At one point last fall, we were hired to perform individual inspections within an apartment building in Bergen Couuty, New Jersey. More specifically, we were hired because many of the tenants were questioning the findings of the 1st bed bug dog inspection their building had contracted, where we learned in a 200+ unit building a dog had detected the presence of bed bugs in over 80 apartments. However, most of those tenants had never seen a bed bug, or experienced any bed bug bites. When we wound up re-inspecting 20 of those units, our dog didn’t detect a bed bug presence in any of those apartments. The end result was 2 separate bed bug inspections being performed in 20 apartments that had yielded 2 entirely different results.
Now, I know dogs can accurately detect the presence of bed bugs, and that K9 inspections are without question the best bed bug inspection method available. When J&K Canine Academy dogs were independently tested by the University of Florida, they were found to be 97.5% accurate in finding bed bugs in a hotel room environment, and the U of F published that study. In fact, the 97.5% statistic that the industry refers to when validating the ability of dogs to find bed bugs can be attributed to only one company, and that’s to the bed bug detecting dogs at J&K Canine.
But what went wrong at the apartment building in New Jersey, and what does it have to do with shift #2?
Shift # 2 became the public’s insistence that a company performing a bed bug dog inspection be qualified to perform a visual inspection in order to support a dog’s findings, particularly in the event of a positive alert, and especially as margins for error within a K9 team’s findings were often distinguishable from company to company.

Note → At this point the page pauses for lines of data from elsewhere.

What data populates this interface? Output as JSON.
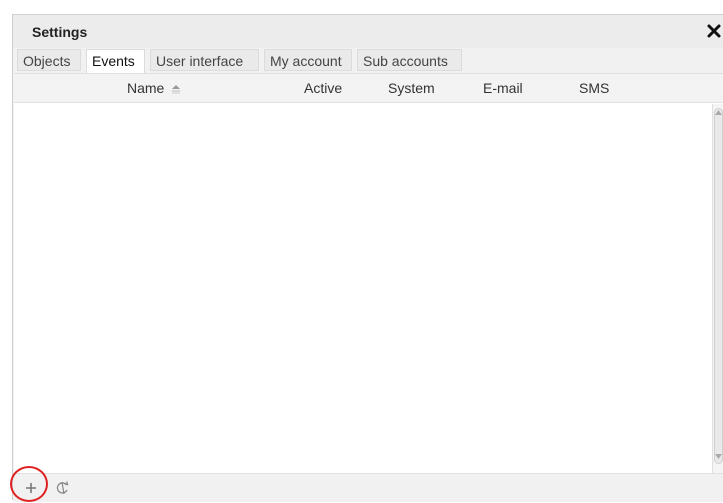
{
  "dialog": {
    "title": "Settings",
    "close_icon": "close-x-icon"
  },
  "tabs": [
    {
      "label": "Objects",
      "active": false
    },
    {
      "label": "Events",
      "active": true
    },
    {
      "label": "User interface",
      "active": false
    },
    {
      "label": "My account",
      "active": false
    },
    {
      "label": "Sub accounts",
      "active": false
    }
  ],
  "grid": {
    "columns": [
      {
        "label": "Name",
        "sort": "ascending"
      },
      {
        "label": "Active"
      },
      {
        "label": "System"
      },
      {
        "label": "E-mail"
      },
      {
        "label": "SMS"
      }
    ],
    "rows": []
  },
  "footer": {
    "add_icon": "plus-icon",
    "reload_icon": "refresh-icon"
  },
  "colors": {
    "highlight": "#e02020"
  }
}
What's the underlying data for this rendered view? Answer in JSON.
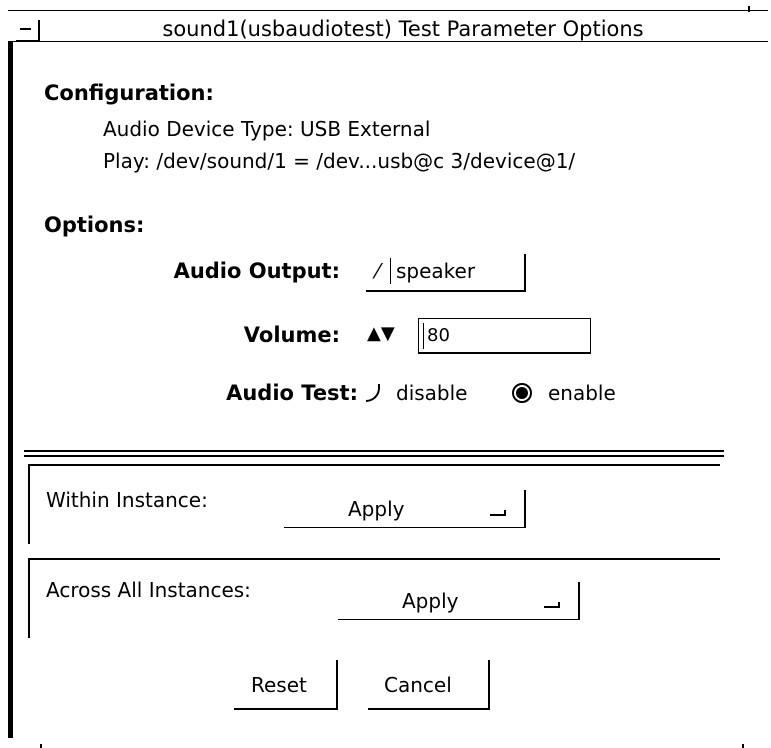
{
  "window": {
    "title": "sound1(usbaudiotest) Test Parameter Options"
  },
  "configuration": {
    "heading": "Configuration:",
    "device_type": "Audio Device Type:  USB External",
    "play": "Play:   /dev/sound/1 = /dev...usb@c 3/device@1/"
  },
  "options": {
    "heading": "Options:",
    "audio_output": {
      "label": "Audio Output:",
      "value": "speaker"
    },
    "volume": {
      "label": "Volume:",
      "arrows": "▲▼",
      "value": "80"
    },
    "audio_test": {
      "label": "Audio Test:",
      "disable_label": "disable",
      "enable_label": "enable",
      "selected": "enable"
    }
  },
  "within_instance": {
    "label": "Within Instance:",
    "button": "Apply"
  },
  "across_instances": {
    "label": "Across All Instances:",
    "button": "Apply"
  },
  "buttons": {
    "reset": "Reset",
    "cancel": "Cancel"
  }
}
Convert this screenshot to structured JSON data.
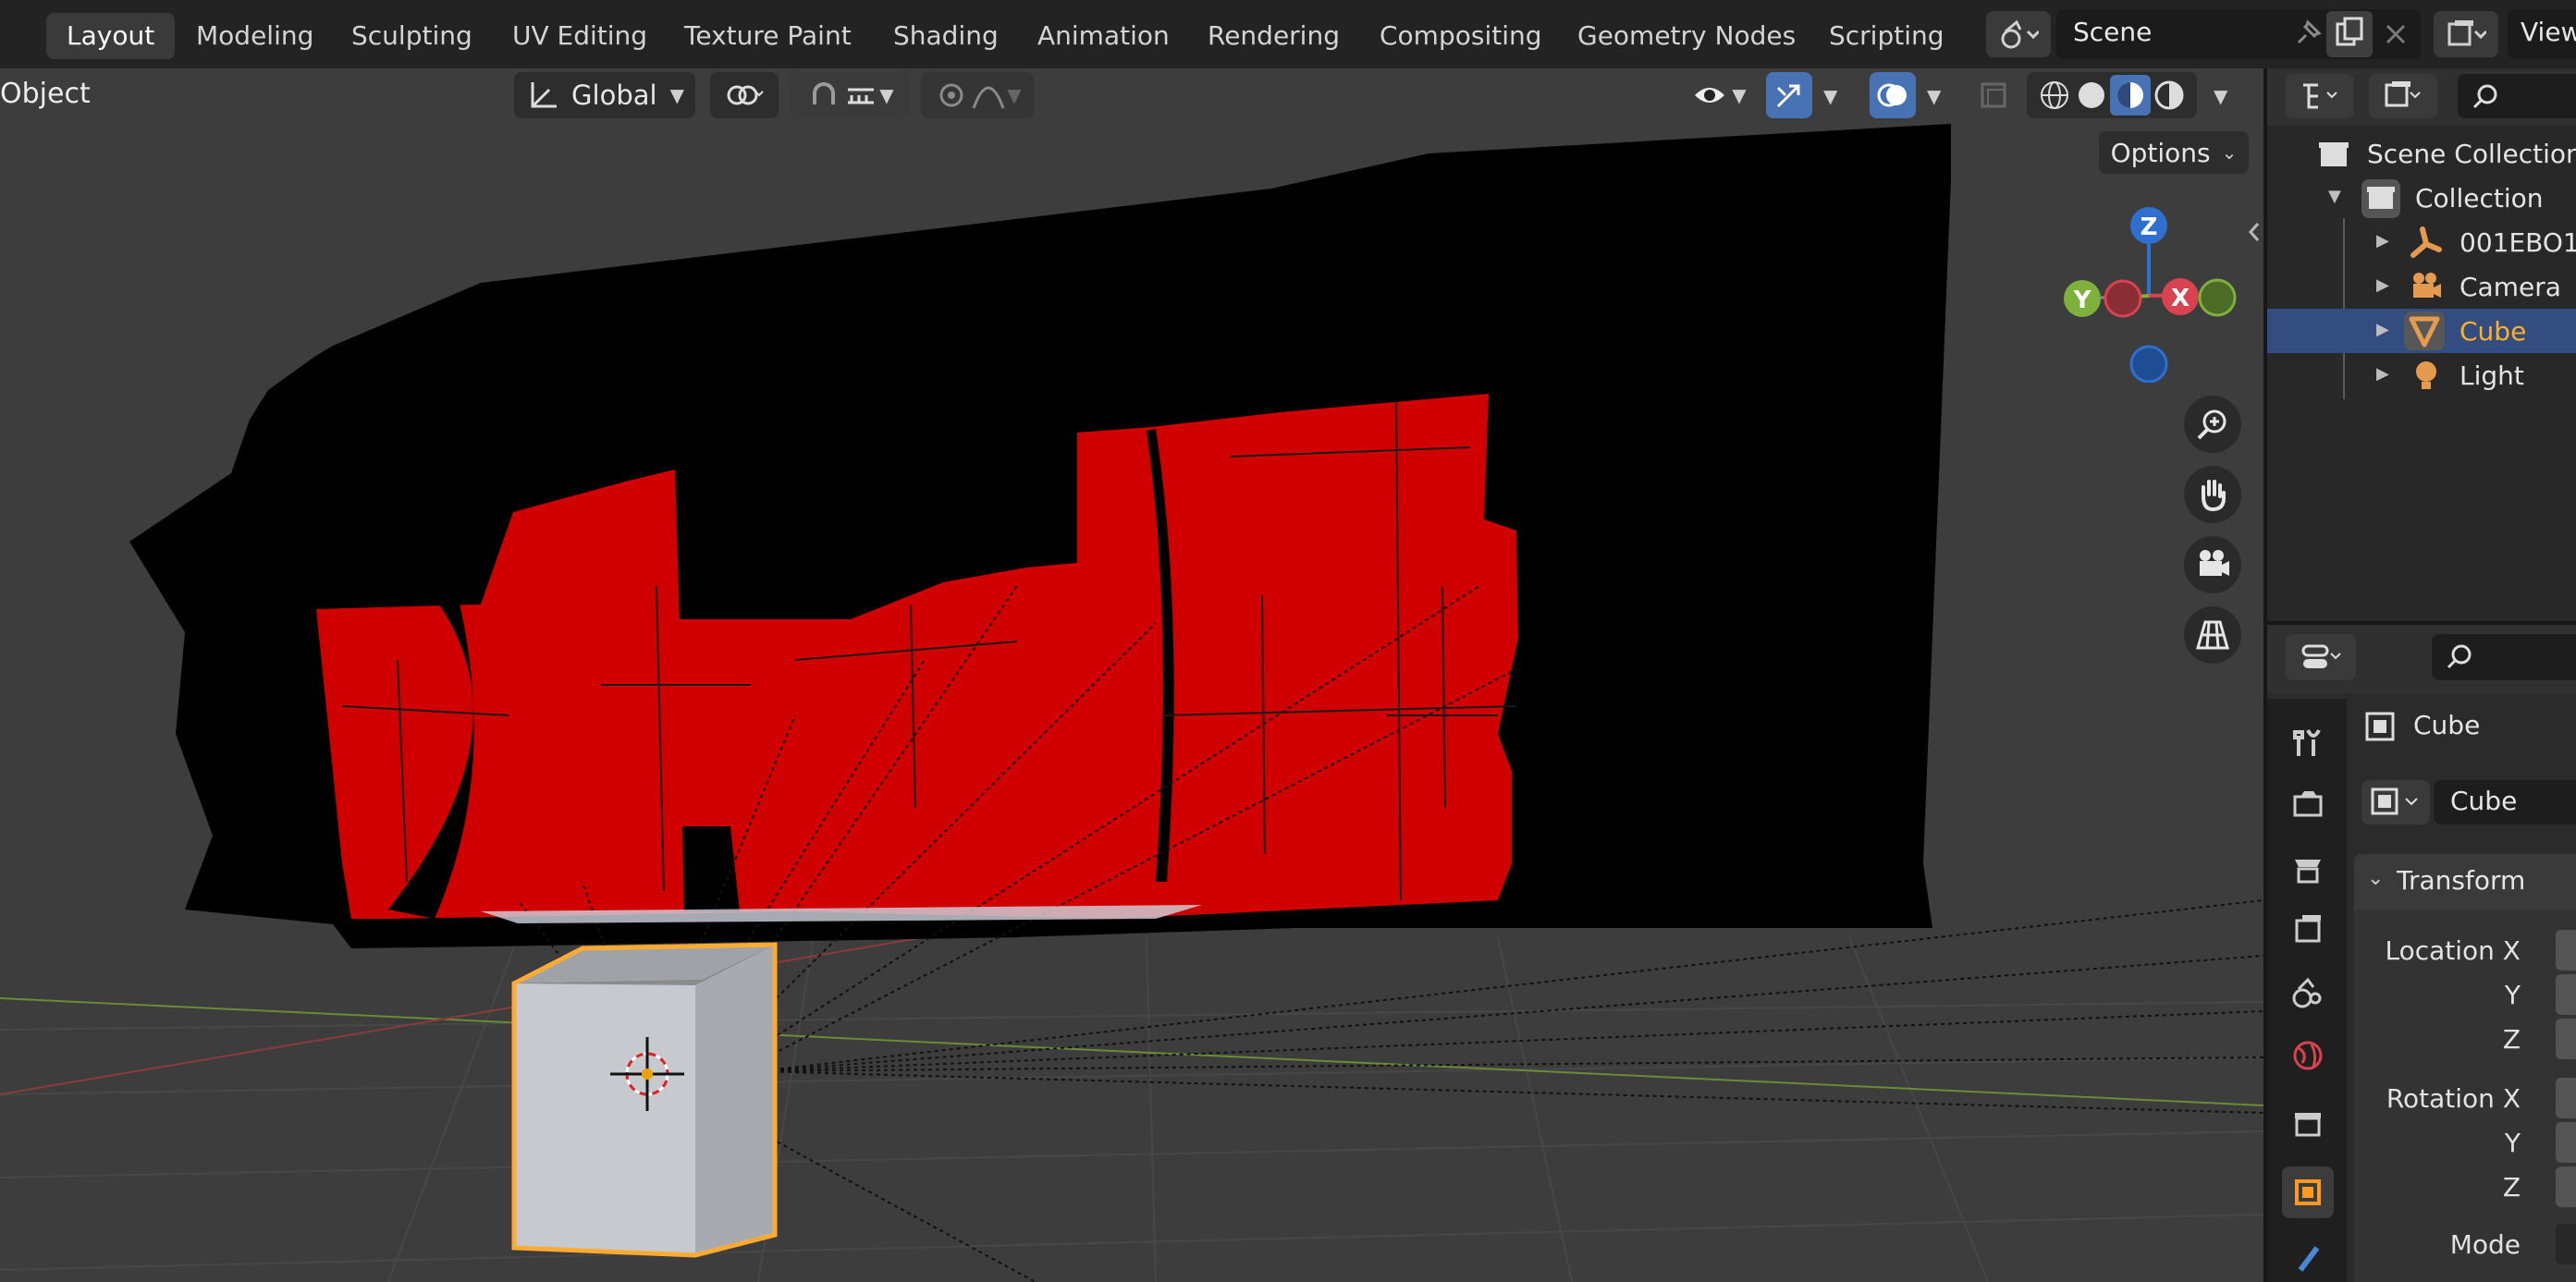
{
  "topbar": {
    "tabs": [
      "Layout",
      "Modeling",
      "Sculpting",
      "UV Editing",
      "Texture Paint",
      "Shading",
      "Animation",
      "Rendering",
      "Compositing",
      "Geometry Nodes",
      "Scripting"
    ],
    "active_tab": "Layout",
    "scene_name": "Scene",
    "view_layer_label": "View"
  },
  "viewport": {
    "mode_label": "Object",
    "orientation": "Global",
    "options_label": "Options",
    "gizmo_axes": {
      "z": "Z",
      "y": "Y",
      "x": "X"
    },
    "colors": {
      "background": "#3d3d3d",
      "red_mesh": "#d10000",
      "black_mesh": "#000000",
      "cube_outline": "#ffaa33"
    }
  },
  "outliner": {
    "root": "Scene Collection",
    "collection": "Collection",
    "items": [
      {
        "label": "001EBO1",
        "icon": "armature-icon",
        "selected": false
      },
      {
        "label": "Camera",
        "icon": "camera-icon",
        "selected": false
      },
      {
        "label": "Cube",
        "icon": "mesh-icon",
        "selected": true
      },
      {
        "label": "Light",
        "icon": "light-icon",
        "selected": false
      }
    ]
  },
  "properties": {
    "object_name": "Cube",
    "datablock_name": "Cube",
    "panel_title": "Transform",
    "fields": {
      "location_x": "Location X",
      "location_y": "Y",
      "location_z": "Z",
      "rotation_x": "Rotation X",
      "rotation_y": "Y",
      "rotation_z": "Z",
      "mode": "Mode"
    }
  }
}
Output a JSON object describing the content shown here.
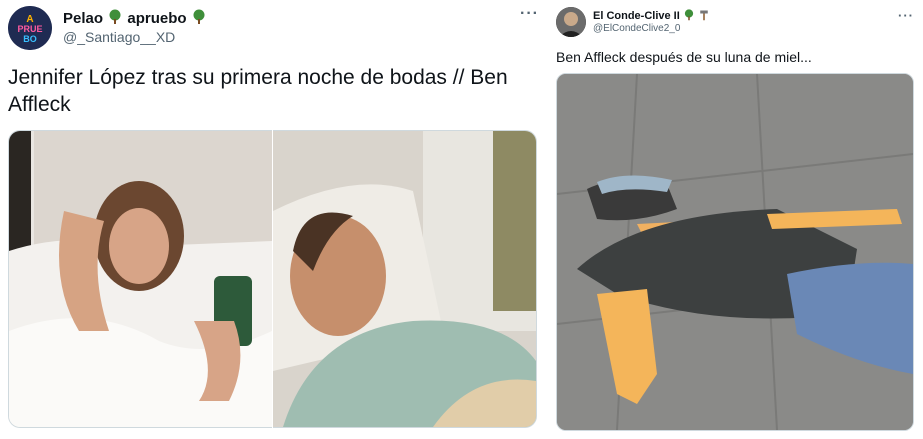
{
  "tweet_left": {
    "author_name": "Pelao",
    "author_word2": "apruebo",
    "handle": "@_Santiago__XD",
    "text": "Jennifer López tras su primera noche de bodas // Ben Affleck",
    "avatar_text": "A PRUE BO",
    "more_icon": "more-horizontal-icon",
    "images": [
      "woman-in-bed-photo",
      "man-sleeping-photo"
    ]
  },
  "tweet_right": {
    "author_name": "El Conde-Clive II",
    "handle": "@ElCondeClive2_0",
    "text": "Ben Affleck después de su luna de miel...",
    "more_icon": "more-horizontal-icon",
    "images": [
      "flat-man-on-floor-photo"
    ]
  },
  "colors": {
    "avatar_bg": "#1f2b52",
    "tree_green": "#3f8f3a",
    "muted": "#536471"
  }
}
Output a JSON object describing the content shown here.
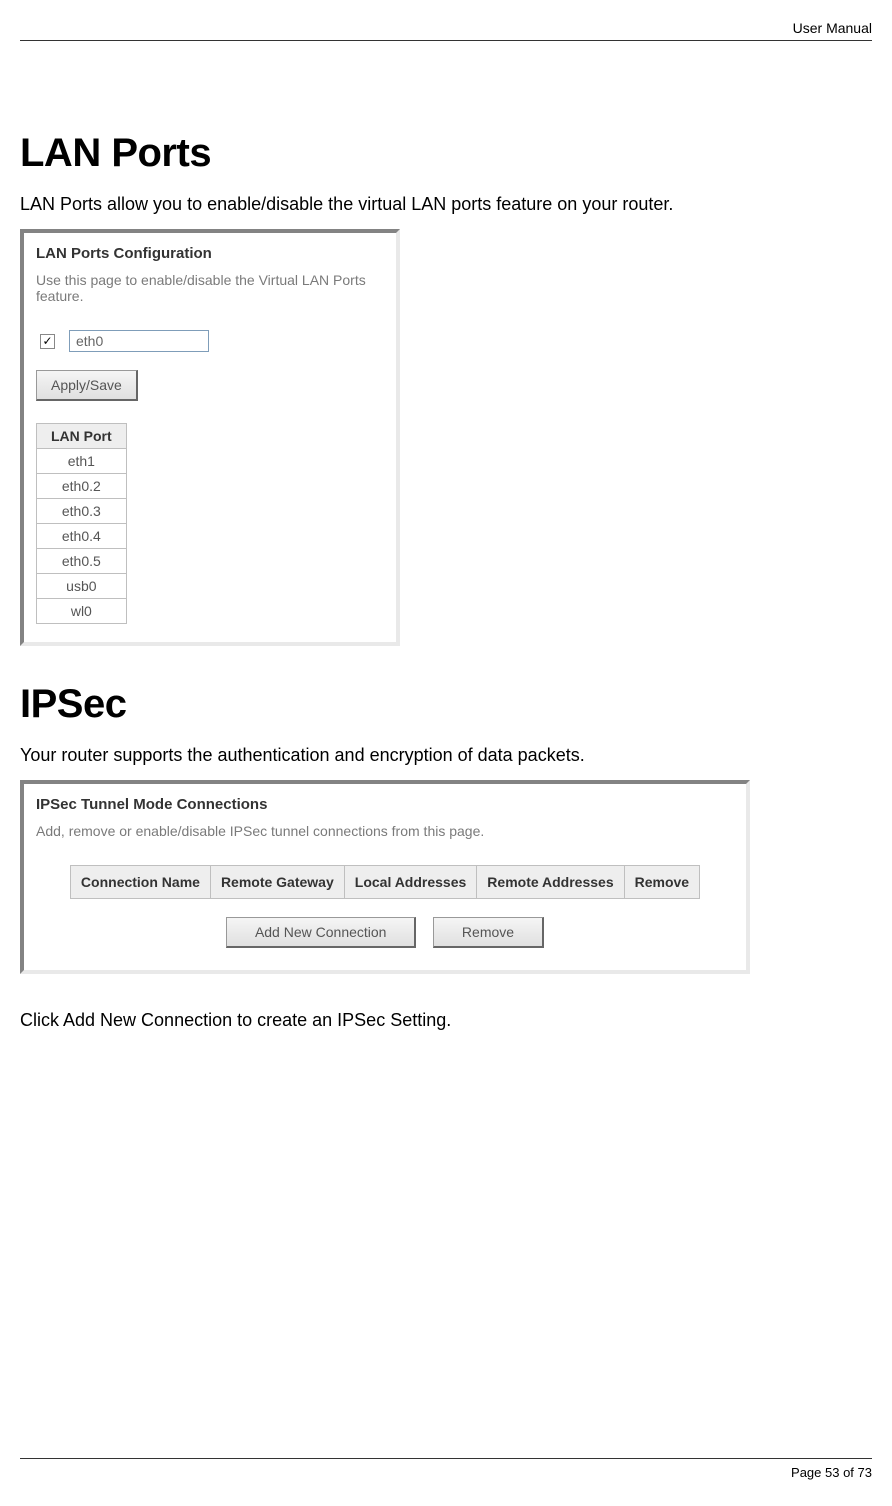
{
  "header": {
    "title": "User Manual"
  },
  "lan": {
    "heading": "LAN Ports",
    "intro": "LAN Ports allow you to enable/disable the virtual LAN ports feature on your router.",
    "panel_title": "LAN Ports Configuration",
    "panel_sub": "Use this page to enable/disable the Virtual LAN Ports feature.",
    "checkbox_checked": true,
    "input_value": "eth0",
    "apply_label": "Apply/Save",
    "table_header": "LAN Port",
    "ports": [
      "eth1",
      "eth0.2",
      "eth0.3",
      "eth0.4",
      "eth0.5",
      "usb0",
      "wl0"
    ]
  },
  "ipsec": {
    "heading": "IPSec",
    "intro": "Your router supports the authentication and encryption of data packets.",
    "panel_title": "IPSec Tunnel Mode Connections",
    "panel_sub": "Add, remove or enable/disable IPSec tunnel connections from this page.",
    "columns": [
      "Connection Name",
      "Remote Gateway",
      "Local Addresses",
      "Remote Addresses",
      "Remove"
    ],
    "add_label": "Add New Connection",
    "remove_label": "Remove",
    "after": "Click Add New Connection to create an IPSec Setting."
  },
  "footer": {
    "page_label": "Page 53",
    "of_label": " of 73"
  }
}
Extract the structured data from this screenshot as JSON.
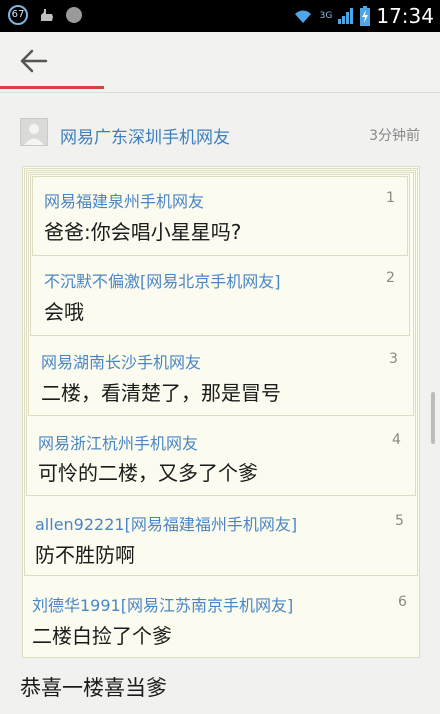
{
  "statusbar": {
    "notif_badge": "67",
    "network": "3G",
    "time": "17:34"
  },
  "post": {
    "username": "网易广东深圳手机网友",
    "time": "3分钟前",
    "main_text": "恭喜一楼喜当爹"
  },
  "comments": [
    {
      "user": "网易福建泉州手机网友",
      "text": "爸爸:你会唱小星星吗?",
      "floor": "1"
    },
    {
      "user": "不沉默不偏激[网易北京手机网友]",
      "text": "会哦",
      "floor": "2"
    },
    {
      "user": "网易湖南长沙手机网友",
      "text": "二楼，看清楚了，那是冒号",
      "floor": "3"
    },
    {
      "user": "网易浙江杭州手机网友",
      "text": "可怜的二楼，又多了个爹",
      "floor": "4"
    },
    {
      "user": "allen92221[网易福建福州手机网友]",
      "text": "防不胜防啊",
      "floor": "5"
    },
    {
      "user": "刘德华1991[网易江苏南京手机网友]",
      "text": "二楼白捡了个爹",
      "floor": "6"
    }
  ],
  "colors": {
    "accent": "#d9453a",
    "username": "#4a86c5",
    "quote_bg": "#fbfbef"
  }
}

But what had happened since the summer of 2010 until now? Dogs were entering the marketplace where the business owner and dog handler (usually the same person) had no visual inspection experience whatsoever. Training facilities were rushing dogs to market without the right amount of training, or without the highest level of certification. Some dog training facilities were certifying their own dogs, without relying on a stringent 3rd party standard. Pest control companies were purchasing dogs where not only did they have a vested interest in finding a bed bug infestation, but even they were hiring handlers with no bed bug inspection experience. Many pest control companies were also experiencing turnover with their handlers, which is critical when the inspection is so reliant upon the dog & handler relationship. Any combination of these scenarios could have resulted in what happened at that apartment building in New Jersey, but to those tenants who were told they had a bed bug infestation that probably didn’t exist, the result was unacceptable.
As we’re beginning our 2nd year of utilizing a bed bug detecting canine, we continued to do all we can to provide the most qualified, honest bed bug inspection available. As you perform your due diligence in making a decision on which company to hire for your bed bug inspection, I can vouch for what we’ll offer should we be fortunate enough to receive your inspection business:
1. An independent, no vested-interest inspection
2. A dog that’s received the highest level of training in the industry, combined with the highest standard of certification available
3. A dog that doesn’t over-detect
4. A handler with as much visual experience as any handler currently inspecting for bed bugs, and who will make an effort to support the findings of the dog
5. A willingness to answer all of your questions in a qualified, patient manner – at the time of inspection, as well as any time you may call before or afterward